TASK PROMPT: Where a record holds a picture, leave the picture out; otherwise repeat every record exactly.

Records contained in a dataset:
◆ ◆ ◆

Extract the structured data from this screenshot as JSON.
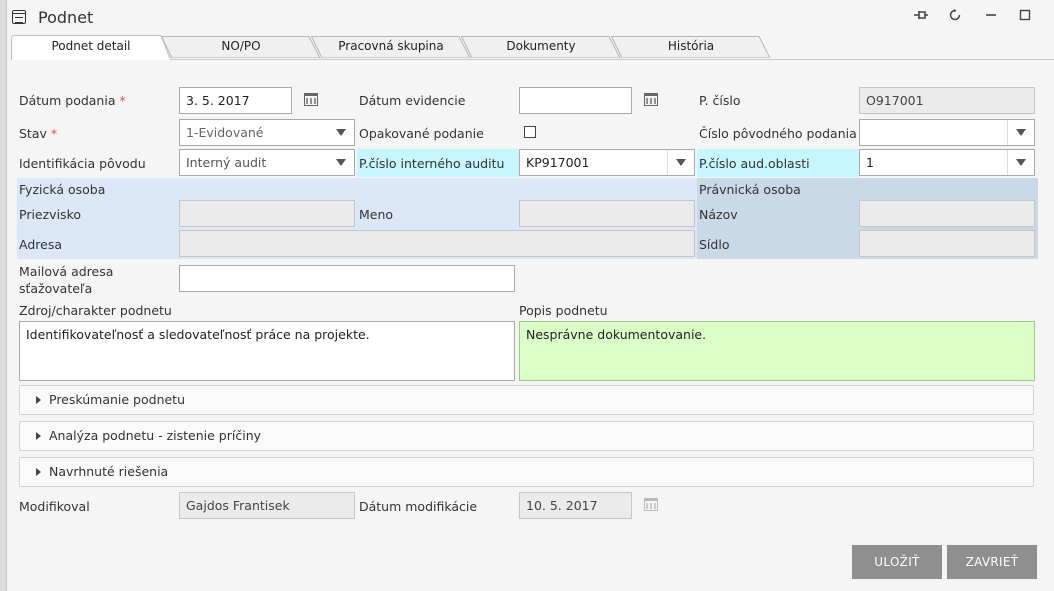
{
  "window": {
    "title": "Podnet"
  },
  "tabs": [
    "Podnet detail",
    "NO/PO",
    "Pracovná skupina",
    "Dokumenty",
    "História"
  ],
  "form": {
    "datum_podania": {
      "label": "Dátum podania",
      "required": "*",
      "value": "3. 5. 2017"
    },
    "datum_evidencie": {
      "label": "Dátum evidencie",
      "value": ""
    },
    "p_cislo": {
      "label": "P. číslo",
      "value": "O917001"
    },
    "stav": {
      "label": "Stav",
      "required": "*",
      "value": "1-Evidované"
    },
    "opakovane_podanie": {
      "label": "Opakované podanie",
      "checked": false
    },
    "cislo_povodneho": {
      "label": "Číslo pôvodného podania",
      "value": ""
    },
    "identifikacia_povodu": {
      "label": "Identifikácia pôvodu",
      "value": "Interný audit"
    },
    "p_cislo_auditu": {
      "label": "P.číslo interného auditu",
      "value": "KP917001"
    },
    "p_cislo_oblasti": {
      "label": "P.číslo aud.oblasti",
      "value": "1"
    },
    "fyzicka_osoba": {
      "label": "Fyzická osoba"
    },
    "priezvisko": {
      "label": "Priezvisko",
      "value": ""
    },
    "meno": {
      "label": "Meno",
      "value": ""
    },
    "adresa": {
      "label": "Adresa",
      "value": ""
    },
    "pravnicka_osoba": {
      "label": "Právnická osoba"
    },
    "nazov": {
      "label": "Názov",
      "value": ""
    },
    "sidlo": {
      "label": "Sídlo",
      "value": ""
    },
    "mailova_adresa": {
      "label_line1": "Mailová adresa",
      "label_line2": "sťažovateľa",
      "value": ""
    },
    "zdroj": {
      "label": "Zdroj/charakter podnetu",
      "value": "Identifikovateľnosť a sledovateľnosť práce na projekte."
    },
    "popis": {
      "label": "Popis podnetu",
      "value": "Nesprávne dokumentovanie."
    }
  },
  "sections": [
    "Preskúmanie podnetu",
    "Analýza podnetu - zistenie príčiny",
    "Navrhnuté riešenia"
  ],
  "footer": {
    "modifikoval": {
      "label": "Modifikoval",
      "value": "Gajdos Frantisek"
    },
    "datum_modifikacie": {
      "label": "Dátum modifikácie",
      "value": "10. 5. 2017"
    }
  },
  "buttons": {
    "save": "ULOŽIŤ",
    "close": "ZAVRIEŤ"
  },
  "colors": {
    "highlight": "#c8f6ff",
    "person_band": "#dce8f7",
    "company_band": "#c9d9e8",
    "green_field": "#dcffc8",
    "button": "#8f8f8f"
  }
}
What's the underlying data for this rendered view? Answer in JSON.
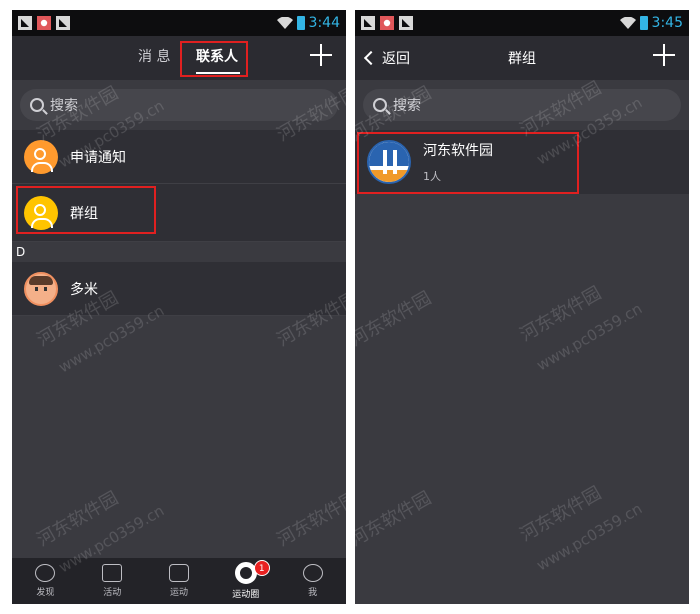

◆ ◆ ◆

ANSWER SECTION:
Extract the structured data from this screenshot as JSON.
{
  "window": {
    "title": "Podnet"
  },
  "tabs": [
    "Podnet detail",
    "NO/PO",
    "Pracovná skupina",
    "Dokumenty",
    "História"
  ],
  "form": {
    "datum_podania": {
      "label": "Dátum podania",
      "required": "*",
      "value": "3. 5. 2017"
    },
    "datum_evidencie": {
      "label": "Dátum evidencie",
      "value": ""
    },
    "p_cislo": {
      "label": "P. číslo",
      "value": "O917001"
    },
    "stav": {
      "label": "Stav",
      "required": "*",
      "value": "1-Evidované"
    },
    "opakovane_podanie": {
      "label": "Opakované podanie",
      "checked": false
    },
    "cislo_povodneho": {
      "label": "Číslo pôvodného podania",
      "value": ""
    },
    "identifikacia_povodu": {
      "label": "Identifikácia pôvodu",
      "value": "Interný audit"
    },
    "p_cislo_auditu": {
      "label": "P.číslo interného auditu",
      "value": "KP917001"
    },
    "p_cislo_oblasti": {
      "label": "P.číslo aud.oblasti",
      "value": "1"
    },
    "fyzicka_osoba": {
      "label": "Fyzická osoba"
    },
    "priezvisko": {
      "label": "Priezvisko",
      "value": ""
    },
    "meno": {
      "label": "Meno",
      "value": ""
    },
    "adresa": {
      "label": "Adresa",
      "value": ""
    },
    "pravnicka_osoba": {
      "label": "Právnická osoba"
    },
    "nazov": {
      "label": "Názov",
      "value": ""
    },
    "sidlo": {
      "label": "Sídlo",
      "value": ""
    },
    "mailova_adresa": {
      "label_line1": "Mailová adresa",
      "label_line2": "sťažovateľa",
      "value": ""
    },
    "zdroj": {
      "label": "Zdroj/charakter podnetu",
      "value": "Identifikovateľnosť a sledovateľnosť práce na projekte."
    },
    "popis": {
      "label": "Popis podnetu",
      "value": "Nesprávne dokumentovanie."
    }
  },
  "sections": [
    "Preskúmanie podnetu",
    "Analýza podnetu - zistenie príčiny",
    "Navrhnuté riešenia"
  ],
  "footer": {
    "modifikoval": {
      "label": "Modifikoval",
      "value": "Gajdos Frantisek"
    },
    "datum_modifikacie": {
      "label": "Dátum modifikácie",
      "value": "10. 5. 2017"
    }
  },
  "buttons": {
    "save": "ULOŽIŤ",
    "close": "ZAVRIEŤ"
  },
  "colors": {
    "highlight": "#c8f6ff",
    "person_band": "#dce8f7",
    "company_band": "#c9d9e8",
    "green_field": "#dcffc8",
    "button": "#8f8f8f"
  }
}
What's the underlying data for this rendered view? Answer in JSON.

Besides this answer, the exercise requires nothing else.